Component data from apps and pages
══════

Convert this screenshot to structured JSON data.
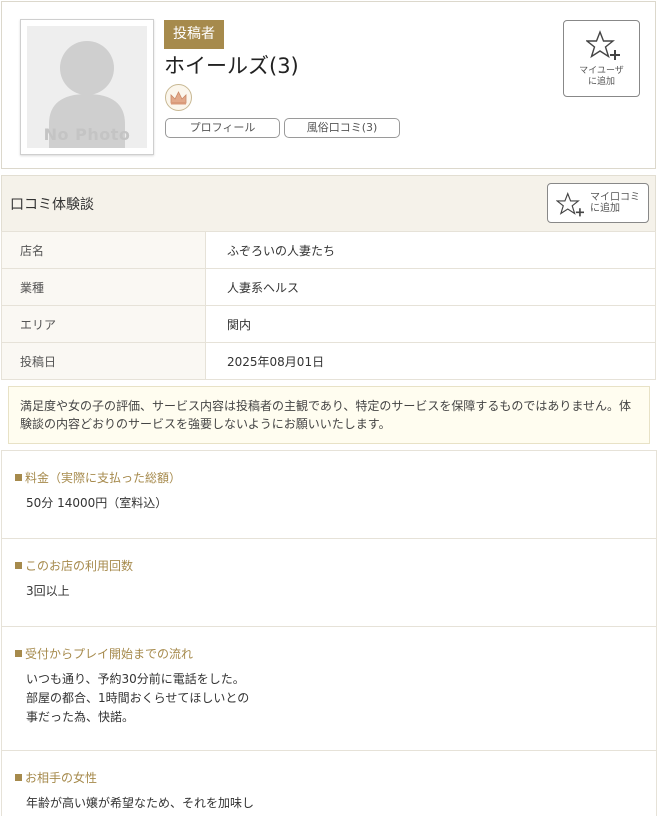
{
  "profile": {
    "no_photo_text": "No Photo",
    "role_badge": "投稿者",
    "username": "ホイールズ(3)",
    "rank_icon": "crown-icon",
    "profile_button": "プロフィール",
    "reviews_button": "風俗口コミ(3)",
    "my_user_button": [
      "マイユーザ",
      "に追加"
    ]
  },
  "section": {
    "title": "口コミ体験談",
    "my_kuchikomi_button": [
      "マイ口コミ",
      "に追加"
    ]
  },
  "info": {
    "rows": [
      {
        "label": "店名",
        "value": "ふぞろいの人妻たち"
      },
      {
        "label": "業種",
        "value": "人妻系ヘルス"
      },
      {
        "label": "エリア",
        "value": "関内"
      },
      {
        "label": "投稿日",
        "value": "2025年08月01日"
      }
    ]
  },
  "notice": "満足度や女の子の評価、サービス内容は投稿者の主観であり、特定のサービスを保障するものではありません。体験談の内容どおりのサービスを強要しないようにお願いいたします。",
  "review": {
    "price": {
      "label": "料金（実際に支払った総額）",
      "text": "50分 14000円（室料込）"
    },
    "visits": {
      "label": "このお店の利用回数",
      "text": "3回以上"
    },
    "flow": {
      "label": "受付からプレイ開始までの流れ",
      "text": "いつも通り、予約30分前に電話をした。\n部屋の都合、1時間おくらせてほしいとの\n事だった為、快諾。"
    },
    "partner": {
      "label": "お相手の女性",
      "text": "年齢が高い嬢が希望なため、それを加味し"
    }
  },
  "colors": {
    "accent": "#a68a4c",
    "header_bg": "#f5f2ea",
    "notice_bg": "#fffdf0"
  }
}
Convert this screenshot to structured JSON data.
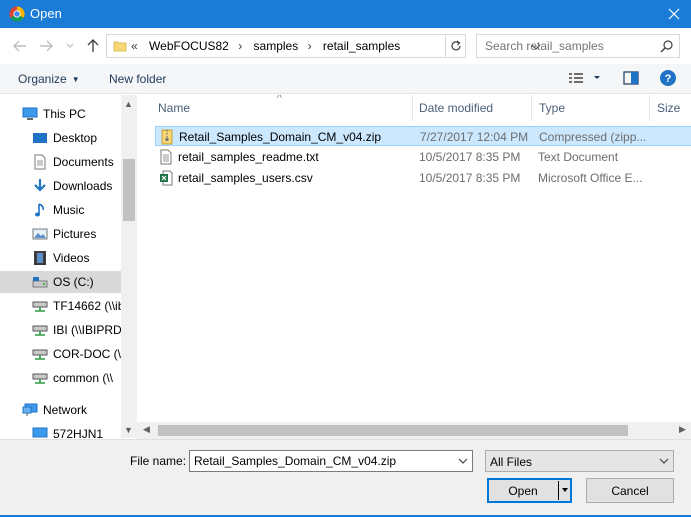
{
  "window": {
    "title": "Open",
    "accent_color": "#1a7cd6"
  },
  "address": {
    "overflow": "«",
    "crumbs": [
      "WebFOCUS82",
      "samples",
      "retail_samples"
    ],
    "search_placeholder": "Search retail_samples"
  },
  "toolbar": {
    "organize_label": "Organize",
    "new_folder_label": "New folder"
  },
  "nav": {
    "items": [
      {
        "label": "This PC",
        "icon": "computer-icon"
      },
      {
        "label": "Desktop",
        "icon": "desktop-icon"
      },
      {
        "label": "Documents",
        "icon": "documents-icon"
      },
      {
        "label": "Downloads",
        "icon": "downloads-icon"
      },
      {
        "label": "Music",
        "icon": "music-icon"
      },
      {
        "label": "Pictures",
        "icon": "pictures-icon"
      },
      {
        "label": "Videos",
        "icon": "videos-icon"
      },
      {
        "label": "OS (C:)",
        "icon": "drive-icon"
      },
      {
        "label": "TF14662 (\\\\ib",
        "icon": "network-drive-icon"
      },
      {
        "label": "IBI (\\\\IBIPRD/",
        "icon": "network-drive-icon"
      },
      {
        "label": "COR-DOC (\\\\",
        "icon": "network-drive-icon"
      },
      {
        "label": "common (\\\\",
        "icon": "network-drive-icon"
      },
      {
        "label": "Network",
        "icon": "network-icon"
      },
      {
        "label": "572HJN1",
        "icon": "computer-icon"
      }
    ],
    "selected_index": 7
  },
  "columns": {
    "name": "Name",
    "date": "Date modified",
    "type": "Type",
    "size": "Size"
  },
  "files": [
    {
      "name": "Retail_Samples_Domain_CM_v04.zip",
      "date": "7/27/2017 12:04 PM",
      "type": "Compressed (zipp...",
      "icon": "zip-icon",
      "selected": true
    },
    {
      "name": "retail_samples_readme.txt",
      "date": "10/5/2017 8:35 PM",
      "type": "Text Document",
      "icon": "text-file-icon",
      "selected": false
    },
    {
      "name": "retail_samples_users.csv",
      "date": "10/5/2017 8:35 PM",
      "type": "Microsoft Office E...",
      "icon": "excel-file-icon",
      "selected": false
    }
  ],
  "bottom": {
    "file_name_label": "File name:",
    "file_name_value": "Retail_Samples_Domain_CM_v04.zip",
    "file_type_value": "All Files",
    "open_label": "Open",
    "cancel_label": "Cancel"
  }
}
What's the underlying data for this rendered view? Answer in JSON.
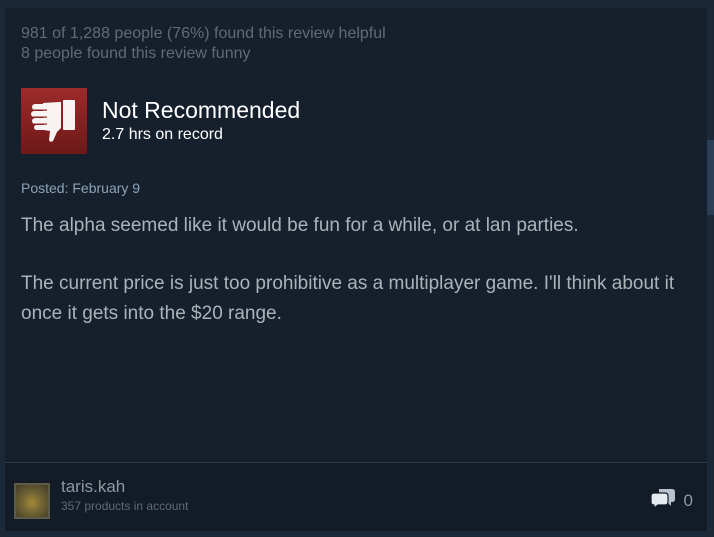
{
  "review": {
    "helpful_text": "981 of 1,288 people (76%) found this review helpful",
    "funny_text": "8 people found this review funny",
    "verdict": "Not Recommended",
    "hours": "2.7 hrs on record",
    "posted": "Posted: February 9",
    "body": [
      "The alpha seemed like it would be fun for a while, or at lan parties.",
      "The current price is just too prohibitive as a multiplayer game. I'll think about it once it gets into the $20 range."
    ]
  },
  "author": {
    "name": "taris.kah",
    "products": "357 products in account"
  },
  "comments": {
    "icon": "comment-bubbles-icon",
    "count": "0"
  },
  "colors": {
    "background": "#1b2838",
    "card": "#16202d",
    "not_recommended_red": "#9c2b2b",
    "body_text": "#acb2b8"
  }
}
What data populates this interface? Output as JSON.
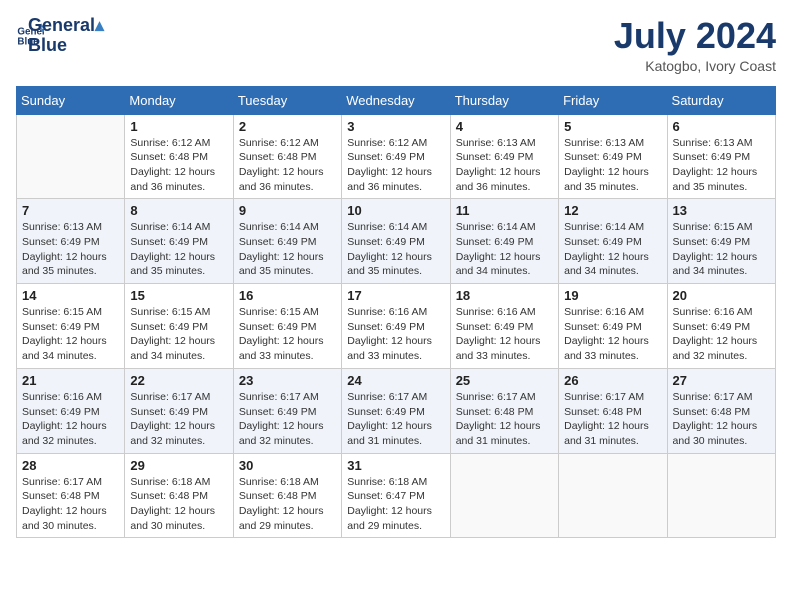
{
  "header": {
    "logo_line1": "General",
    "logo_line2": "Blue",
    "month": "July 2024",
    "location": "Katogbo, Ivory Coast"
  },
  "weekdays": [
    "Sunday",
    "Monday",
    "Tuesday",
    "Wednesday",
    "Thursday",
    "Friday",
    "Saturday"
  ],
  "weeks": [
    [
      {
        "day": "",
        "sunrise": "",
        "sunset": "",
        "daylight": ""
      },
      {
        "day": "1",
        "sunrise": "Sunrise: 6:12 AM",
        "sunset": "Sunset: 6:48 PM",
        "daylight": "Daylight: 12 hours and 36 minutes."
      },
      {
        "day": "2",
        "sunrise": "Sunrise: 6:12 AM",
        "sunset": "Sunset: 6:48 PM",
        "daylight": "Daylight: 12 hours and 36 minutes."
      },
      {
        "day": "3",
        "sunrise": "Sunrise: 6:12 AM",
        "sunset": "Sunset: 6:49 PM",
        "daylight": "Daylight: 12 hours and 36 minutes."
      },
      {
        "day": "4",
        "sunrise": "Sunrise: 6:13 AM",
        "sunset": "Sunset: 6:49 PM",
        "daylight": "Daylight: 12 hours and 36 minutes."
      },
      {
        "day": "5",
        "sunrise": "Sunrise: 6:13 AM",
        "sunset": "Sunset: 6:49 PM",
        "daylight": "Daylight: 12 hours and 35 minutes."
      },
      {
        "day": "6",
        "sunrise": "Sunrise: 6:13 AM",
        "sunset": "Sunset: 6:49 PM",
        "daylight": "Daylight: 12 hours and 35 minutes."
      }
    ],
    [
      {
        "day": "7",
        "sunrise": "Sunrise: 6:13 AM",
        "sunset": "Sunset: 6:49 PM",
        "daylight": "Daylight: 12 hours and 35 minutes."
      },
      {
        "day": "8",
        "sunrise": "Sunrise: 6:14 AM",
        "sunset": "Sunset: 6:49 PM",
        "daylight": "Daylight: 12 hours and 35 minutes."
      },
      {
        "day": "9",
        "sunrise": "Sunrise: 6:14 AM",
        "sunset": "Sunset: 6:49 PM",
        "daylight": "Daylight: 12 hours and 35 minutes."
      },
      {
        "day": "10",
        "sunrise": "Sunrise: 6:14 AM",
        "sunset": "Sunset: 6:49 PM",
        "daylight": "Daylight: 12 hours and 35 minutes."
      },
      {
        "day": "11",
        "sunrise": "Sunrise: 6:14 AM",
        "sunset": "Sunset: 6:49 PM",
        "daylight": "Daylight: 12 hours and 34 minutes."
      },
      {
        "day": "12",
        "sunrise": "Sunrise: 6:14 AM",
        "sunset": "Sunset: 6:49 PM",
        "daylight": "Daylight: 12 hours and 34 minutes."
      },
      {
        "day": "13",
        "sunrise": "Sunrise: 6:15 AM",
        "sunset": "Sunset: 6:49 PM",
        "daylight": "Daylight: 12 hours and 34 minutes."
      }
    ],
    [
      {
        "day": "14",
        "sunrise": "Sunrise: 6:15 AM",
        "sunset": "Sunset: 6:49 PM",
        "daylight": "Daylight: 12 hours and 34 minutes."
      },
      {
        "day": "15",
        "sunrise": "Sunrise: 6:15 AM",
        "sunset": "Sunset: 6:49 PM",
        "daylight": "Daylight: 12 hours and 34 minutes."
      },
      {
        "day": "16",
        "sunrise": "Sunrise: 6:15 AM",
        "sunset": "Sunset: 6:49 PM",
        "daylight": "Daylight: 12 hours and 33 minutes."
      },
      {
        "day": "17",
        "sunrise": "Sunrise: 6:16 AM",
        "sunset": "Sunset: 6:49 PM",
        "daylight": "Daylight: 12 hours and 33 minutes."
      },
      {
        "day": "18",
        "sunrise": "Sunrise: 6:16 AM",
        "sunset": "Sunset: 6:49 PM",
        "daylight": "Daylight: 12 hours and 33 minutes."
      },
      {
        "day": "19",
        "sunrise": "Sunrise: 6:16 AM",
        "sunset": "Sunset: 6:49 PM",
        "daylight": "Daylight: 12 hours and 33 minutes."
      },
      {
        "day": "20",
        "sunrise": "Sunrise: 6:16 AM",
        "sunset": "Sunset: 6:49 PM",
        "daylight": "Daylight: 12 hours and 32 minutes."
      }
    ],
    [
      {
        "day": "21",
        "sunrise": "Sunrise: 6:16 AM",
        "sunset": "Sunset: 6:49 PM",
        "daylight": "Daylight: 12 hours and 32 minutes."
      },
      {
        "day": "22",
        "sunrise": "Sunrise: 6:17 AM",
        "sunset": "Sunset: 6:49 PM",
        "daylight": "Daylight: 12 hours and 32 minutes."
      },
      {
        "day": "23",
        "sunrise": "Sunrise: 6:17 AM",
        "sunset": "Sunset: 6:49 PM",
        "daylight": "Daylight: 12 hours and 32 minutes."
      },
      {
        "day": "24",
        "sunrise": "Sunrise: 6:17 AM",
        "sunset": "Sunset: 6:49 PM",
        "daylight": "Daylight: 12 hours and 31 minutes."
      },
      {
        "day": "25",
        "sunrise": "Sunrise: 6:17 AM",
        "sunset": "Sunset: 6:48 PM",
        "daylight": "Daylight: 12 hours and 31 minutes."
      },
      {
        "day": "26",
        "sunrise": "Sunrise: 6:17 AM",
        "sunset": "Sunset: 6:48 PM",
        "daylight": "Daylight: 12 hours and 31 minutes."
      },
      {
        "day": "27",
        "sunrise": "Sunrise: 6:17 AM",
        "sunset": "Sunset: 6:48 PM",
        "daylight": "Daylight: 12 hours and 30 minutes."
      }
    ],
    [
      {
        "day": "28",
        "sunrise": "Sunrise: 6:17 AM",
        "sunset": "Sunset: 6:48 PM",
        "daylight": "Daylight: 12 hours and 30 minutes."
      },
      {
        "day": "29",
        "sunrise": "Sunrise: 6:18 AM",
        "sunset": "Sunset: 6:48 PM",
        "daylight": "Daylight: 12 hours and 30 minutes."
      },
      {
        "day": "30",
        "sunrise": "Sunrise: 6:18 AM",
        "sunset": "Sunset: 6:48 PM",
        "daylight": "Daylight: 12 hours and 29 minutes."
      },
      {
        "day": "31",
        "sunrise": "Sunrise: 6:18 AM",
        "sunset": "Sunset: 6:47 PM",
        "daylight": "Daylight: 12 hours and 29 minutes."
      },
      {
        "day": "",
        "sunrise": "",
        "sunset": "",
        "daylight": ""
      },
      {
        "day": "",
        "sunrise": "",
        "sunset": "",
        "daylight": ""
      },
      {
        "day": "",
        "sunrise": "",
        "sunset": "",
        "daylight": ""
      }
    ]
  ]
}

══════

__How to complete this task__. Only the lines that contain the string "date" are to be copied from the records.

__Finished task__.
    "date": "Date modified",
      "date": "7/27/2017 12:04 PM",
      "date": "10/5/2017 8:35 PM",
      "date": "10/5/2017 8:35 PM",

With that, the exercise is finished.